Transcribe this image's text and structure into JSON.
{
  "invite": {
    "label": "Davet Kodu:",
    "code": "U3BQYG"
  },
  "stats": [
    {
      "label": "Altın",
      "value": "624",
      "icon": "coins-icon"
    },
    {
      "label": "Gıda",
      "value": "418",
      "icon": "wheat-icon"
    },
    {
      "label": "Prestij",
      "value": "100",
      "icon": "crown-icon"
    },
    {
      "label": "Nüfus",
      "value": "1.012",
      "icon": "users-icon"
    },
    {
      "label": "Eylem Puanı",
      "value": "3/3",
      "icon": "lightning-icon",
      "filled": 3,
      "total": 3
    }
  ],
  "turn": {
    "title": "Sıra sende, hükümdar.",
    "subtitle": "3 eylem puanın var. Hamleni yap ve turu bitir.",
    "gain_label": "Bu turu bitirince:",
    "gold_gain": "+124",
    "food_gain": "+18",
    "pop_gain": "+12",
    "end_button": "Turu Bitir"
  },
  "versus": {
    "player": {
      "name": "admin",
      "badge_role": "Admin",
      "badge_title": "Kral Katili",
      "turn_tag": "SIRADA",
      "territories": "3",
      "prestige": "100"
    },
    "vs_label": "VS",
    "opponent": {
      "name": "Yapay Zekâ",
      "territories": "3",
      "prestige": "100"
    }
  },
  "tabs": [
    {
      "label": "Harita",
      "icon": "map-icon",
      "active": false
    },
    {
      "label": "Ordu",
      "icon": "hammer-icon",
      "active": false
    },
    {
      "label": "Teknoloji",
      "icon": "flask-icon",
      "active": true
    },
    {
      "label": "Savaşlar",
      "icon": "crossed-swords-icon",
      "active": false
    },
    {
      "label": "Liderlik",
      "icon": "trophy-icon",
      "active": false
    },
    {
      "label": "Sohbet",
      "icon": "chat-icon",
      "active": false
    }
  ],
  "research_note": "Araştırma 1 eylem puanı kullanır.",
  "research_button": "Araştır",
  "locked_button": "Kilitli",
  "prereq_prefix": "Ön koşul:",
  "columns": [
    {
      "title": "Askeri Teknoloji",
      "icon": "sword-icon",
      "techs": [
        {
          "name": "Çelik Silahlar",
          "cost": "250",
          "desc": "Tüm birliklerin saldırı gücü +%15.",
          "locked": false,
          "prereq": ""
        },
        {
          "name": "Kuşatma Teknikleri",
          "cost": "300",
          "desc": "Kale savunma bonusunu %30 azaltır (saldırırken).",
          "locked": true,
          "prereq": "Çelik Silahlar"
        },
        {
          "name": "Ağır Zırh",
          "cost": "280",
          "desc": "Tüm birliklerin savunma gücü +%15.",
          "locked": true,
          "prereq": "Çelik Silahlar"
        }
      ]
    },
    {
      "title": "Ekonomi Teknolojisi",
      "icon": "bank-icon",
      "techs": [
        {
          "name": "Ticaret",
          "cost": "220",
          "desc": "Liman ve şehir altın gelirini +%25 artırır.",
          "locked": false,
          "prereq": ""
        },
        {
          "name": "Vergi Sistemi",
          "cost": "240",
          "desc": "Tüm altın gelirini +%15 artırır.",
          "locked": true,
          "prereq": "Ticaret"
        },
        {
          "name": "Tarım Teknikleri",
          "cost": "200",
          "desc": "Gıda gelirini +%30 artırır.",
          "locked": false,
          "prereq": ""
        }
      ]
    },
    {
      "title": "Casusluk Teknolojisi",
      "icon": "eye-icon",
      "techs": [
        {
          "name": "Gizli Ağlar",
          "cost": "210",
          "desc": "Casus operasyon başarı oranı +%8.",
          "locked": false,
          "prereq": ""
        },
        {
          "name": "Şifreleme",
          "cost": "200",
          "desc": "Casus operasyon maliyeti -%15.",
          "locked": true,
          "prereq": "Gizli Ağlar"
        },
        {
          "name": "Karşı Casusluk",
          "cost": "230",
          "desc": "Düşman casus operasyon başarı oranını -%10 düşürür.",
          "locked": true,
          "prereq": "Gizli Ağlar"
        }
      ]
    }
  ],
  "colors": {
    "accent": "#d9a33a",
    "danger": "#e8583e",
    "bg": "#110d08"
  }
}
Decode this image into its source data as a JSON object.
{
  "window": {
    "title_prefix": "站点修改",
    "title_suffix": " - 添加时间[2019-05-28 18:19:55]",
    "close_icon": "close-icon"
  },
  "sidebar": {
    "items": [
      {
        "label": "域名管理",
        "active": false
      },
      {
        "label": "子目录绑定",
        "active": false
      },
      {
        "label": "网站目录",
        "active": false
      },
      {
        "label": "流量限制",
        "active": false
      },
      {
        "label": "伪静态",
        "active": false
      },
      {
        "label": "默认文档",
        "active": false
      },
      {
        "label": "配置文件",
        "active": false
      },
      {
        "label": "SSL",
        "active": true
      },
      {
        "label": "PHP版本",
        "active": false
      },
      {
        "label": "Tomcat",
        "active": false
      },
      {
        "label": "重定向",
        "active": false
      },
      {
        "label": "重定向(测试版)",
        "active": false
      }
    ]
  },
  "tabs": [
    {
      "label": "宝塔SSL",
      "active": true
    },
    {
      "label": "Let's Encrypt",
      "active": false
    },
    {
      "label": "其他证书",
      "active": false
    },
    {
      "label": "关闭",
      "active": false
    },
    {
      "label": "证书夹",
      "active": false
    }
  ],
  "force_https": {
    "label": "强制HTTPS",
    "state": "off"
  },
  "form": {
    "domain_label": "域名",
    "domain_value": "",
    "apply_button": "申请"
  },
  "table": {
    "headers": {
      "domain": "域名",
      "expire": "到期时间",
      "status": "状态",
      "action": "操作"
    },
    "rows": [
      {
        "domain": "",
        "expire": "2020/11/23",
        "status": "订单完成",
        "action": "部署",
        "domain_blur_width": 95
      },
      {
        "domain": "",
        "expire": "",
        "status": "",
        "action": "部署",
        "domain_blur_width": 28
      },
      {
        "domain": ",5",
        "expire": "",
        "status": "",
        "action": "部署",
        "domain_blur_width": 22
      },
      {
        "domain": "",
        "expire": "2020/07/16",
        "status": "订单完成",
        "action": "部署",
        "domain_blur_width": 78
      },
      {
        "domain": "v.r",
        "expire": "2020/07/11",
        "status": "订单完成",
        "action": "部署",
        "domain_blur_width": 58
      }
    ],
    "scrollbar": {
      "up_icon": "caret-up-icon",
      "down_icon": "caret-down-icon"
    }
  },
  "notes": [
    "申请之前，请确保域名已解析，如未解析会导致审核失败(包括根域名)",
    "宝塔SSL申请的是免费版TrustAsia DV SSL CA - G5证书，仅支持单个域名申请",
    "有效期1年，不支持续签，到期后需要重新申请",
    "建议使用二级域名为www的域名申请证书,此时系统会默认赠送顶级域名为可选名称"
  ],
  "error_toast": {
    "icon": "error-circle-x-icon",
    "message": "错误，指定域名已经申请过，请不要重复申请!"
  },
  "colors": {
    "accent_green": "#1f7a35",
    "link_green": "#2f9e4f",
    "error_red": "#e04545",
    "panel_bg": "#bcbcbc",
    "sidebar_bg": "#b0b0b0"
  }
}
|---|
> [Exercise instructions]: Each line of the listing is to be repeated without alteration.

> [Result]:
Transcribe this image's text and structure into JSON.
{
  "invite": {
    "label": "Davet Kodu:",
    "code": "U3BQYG"
  },
  "stats": [
    {
      "label": "Altın",
      "value": "624",
      "icon": "coins-icon"
    },
    {
      "label": "Gıda",
      "value": "418",
      "icon": "wheat-icon"
    },
    {
      "label": "Prestij",
      "value": "100",
      "icon": "crown-icon"
    },
    {
      "label": "Nüfus",
      "value": "1.012",
      "icon": "users-icon"
    },
    {
      "label": "Eylem Puanı",
      "value": "3/3",
      "icon": "lightning-icon",
      "filled": 3,
      "total": 3
    }
  ],
  "turn": {
    "title": "Sıra sende, hükümdar.",
    "subtitle": "3 eylem puanın var. Hamleni yap ve turu bitir.",
    "gain_label": "Bu turu bitirince:",
    "gold_gain": "+124",
    "food_gain": "+18",
    "pop_gain": "+12",
    "end_button": "Turu Bitir"
  },
  "versus": {
    "player": {
      "name": "admin",
      "badge_role": "Admin",
      "badge_title": "Kral Katili",
      "turn_tag": "SIRADA",
      "territories": "3",
      "prestige": "100"
    },
    "vs_label": "VS",
    "opponent": {
      "name": "Yapay Zekâ",
      "territories": "3",
      "prestige": "100"
    }
  },
  "tabs": [
    {
      "label": "Harita",
      "icon": "map-icon",
      "active": false
    },
    {
      "label": "Ordu",
      "icon": "hammer-icon",
      "active": false
    },
    {
      "label": "Teknoloji",
      "icon": "flask-icon",
      "active": true
    },
    {
      "label": "Savaşlar",
      "icon": "crossed-swords-icon",
      "active": false
    },
    {
      "label": "Liderlik",
      "icon": "trophy-icon",
      "active": false
    },
    {
      "label": "Sohbet",
      "icon": "chat-icon",
      "active": false
    }
  ],
  "research_note": "Araştırma 1 eylem puanı kullanır.",
  "research_button": "Araştır",
  "locked_button": "Kilitli",
  "prereq_prefix": "Ön koşul:",
  "columns": [
    {
      "title": "Askeri Teknoloji",
      "icon": "sword-icon",
      "techs": [
        {
          "name": "Çelik Silahlar",
          "cost": "250",
          "desc": "Tüm birliklerin saldırı gücü +%15.",
          "locked": false,
          "prereq": ""
        },
        {
          "name": "Kuşatma Teknikleri",
          "cost": "300",
          "desc": "Kale savunma bonusunu %30 azaltır (saldırırken).",
          "locked": true,
          "prereq": "Çelik Silahlar"
        },
        {
          "name": "Ağır Zırh",
          "cost": "280",
          "desc": "Tüm birliklerin savunma gücü +%15.",
          "locked": true,
          "prereq": "Çelik Silahlar"
        }
      ]
    },
    {
      "title": "Ekonomi Teknolojisi",
      "icon": "bank-icon",
      "techs": [
        {
          "name": "Ticaret",
          "cost": "220",
          "desc": "Liman ve şehir altın gelirini +%25 artırır.",
          "locked": false,
          "prereq": ""
        },
        {
          "name": "Vergi Sistemi",
          "cost": "240",
          "desc": "Tüm altın gelirini +%15 artırır.",
          "locked": true,
          "prereq": "Ticaret"
        },
        {
          "name": "Tarım Teknikleri",
          "cost": "200",
          "desc": "Gıda gelirini +%30 artırır.",
          "locked": false,
          "prereq": ""
        }
      ]
    },
    {
      "title": "Casusluk Teknolojisi",
      "icon": "eye-icon",
      "techs": [
        {
          "name": "Gizli Ağlar",
          "cost": "210",
          "desc": "Casus operasyon başarı oranı +%8.",
          "locked": false,
          "prereq": ""
        },
        {
          "name": "Şifreleme",
          "cost": "200",
          "desc": "Casus operasyon maliyeti -%15.",
          "locked": true,
          "prereq": "Gizli Ağlar"
        },
        {
          "name": "Karşı Casusluk",
          "cost": "230",
          "desc": "Düşman casus operasyon başarı oranını -%10 düşürür.",
          "locked": true,
          "prereq": "Gizli Ağlar"
        }
      ]
    }
  ],
  "colors": {
    "accent": "#d9a33a",
    "danger": "#e8583e",
    "bg": "#110d08"
  }
}
Decode this image into its source data as a JSON object.
{
  "window": {
    "title_prefix": "站点修改",
    "title_suffix": " - 添加时间[2019-05-28 18:19:55]",
    "close_icon": "close-icon"
  },
  "sidebar": {
    "items": [
      {
        "label": "域名管理",
        "active": false
      },
      {
        "label": "子目录绑定",
        "active": false
      },
      {
        "label": "网站目录",
        "active": false
      },
      {
        "label": "流量限制",
        "active": false
      },
      {
        "label": "伪静态",
        "active": false
      },
      {
        "label": "默认文档",
        "active": false
      },
      {
        "label": "配置文件",
        "active": false
      },
      {
        "label": "SSL",
        "active": true
      },
      {
        "label": "PHP版本",
        "active": false
      },
      {
        "label": "Tomcat",
        "active": false
      },
      {
        "label": "重定向",
        "active": false
      },
      {
        "label": "重定向(测试版)",
        "active": false
      }
    ]
  },
  "tabs": [
    {
      "label": "宝塔SSL",
      "active": true
    },
    {
      "label": "Let's Encrypt",
      "active": false
    },
    {
      "label": "其他证书",
      "active": false
    },
    {
      "label": "关闭",
      "active": false
    },
    {
      "label": "证书夹",
      "active": false
    }
  ],
  "force_https": {
    "label": "强制HTTPS",
    "state": "off"
  },
  "form": {
    "domain_label": "域名",
    "domain_value": "",
    "apply_button": "申请"
  },
  "table": {
    "headers": {
      "domain": "域名",
      "expire": "到期时间",
      "status": "状态",
      "action": "操作"
    },
    "rows": [
      {
        "domain": "",
        "expire": "2020/11/23",
        "status": "订单完成",
        "action": "部署",
        "domain_blur_width": 95
      },
      {
        "domain": "",
        "expire": "",
        "status": "",
        "action": "部署",
        "domain_blur_width": 28
      },
      {
        "domain": ",5",
        "expire": "",
        "status": "",
        "action": "部署",
        "domain_blur_width": 22
      },
      {
        "domain": "",
        "expire": "2020/07/16",
        "status": "订单完成",
        "action": "部署",
        "domain_blur_width": 78
      },
      {
        "domain": "v.r",
        "expire": "2020/07/11",
        "status": "订单完成",
        "action": "部署",
        "domain_blur_width": 58
      }
    ],
    "scrollbar": {
      "up_icon": "caret-up-icon",
      "down_icon": "caret-down-icon"
    }
  },
  "notes": [
    "申请之前，请确保域名已解析，如未解析会导致审核失败(包括根域名)",
    "宝塔SSL申请的是免费版TrustAsia DV SSL CA - G5证书，仅支持单个域名申请",
    "有效期1年，不支持续签，到期后需要重新申请",
    "建议使用二级域名为www的域名申请证书,此时系统会默认赠送顶级域名为可选名称"
  ],
  "error_toast": {
    "icon": "error-circle-x-icon",
    "message": "错误，指定域名已经申请过，请不要重复申请!"
  },
  "colors": {
    "accent_green": "#1f7a35",
    "link_green": "#2f9e4f",
    "error_red": "#e04545",
    "panel_bg": "#bcbcbc",
    "sidebar_bg": "#b0b0b0"
  }
}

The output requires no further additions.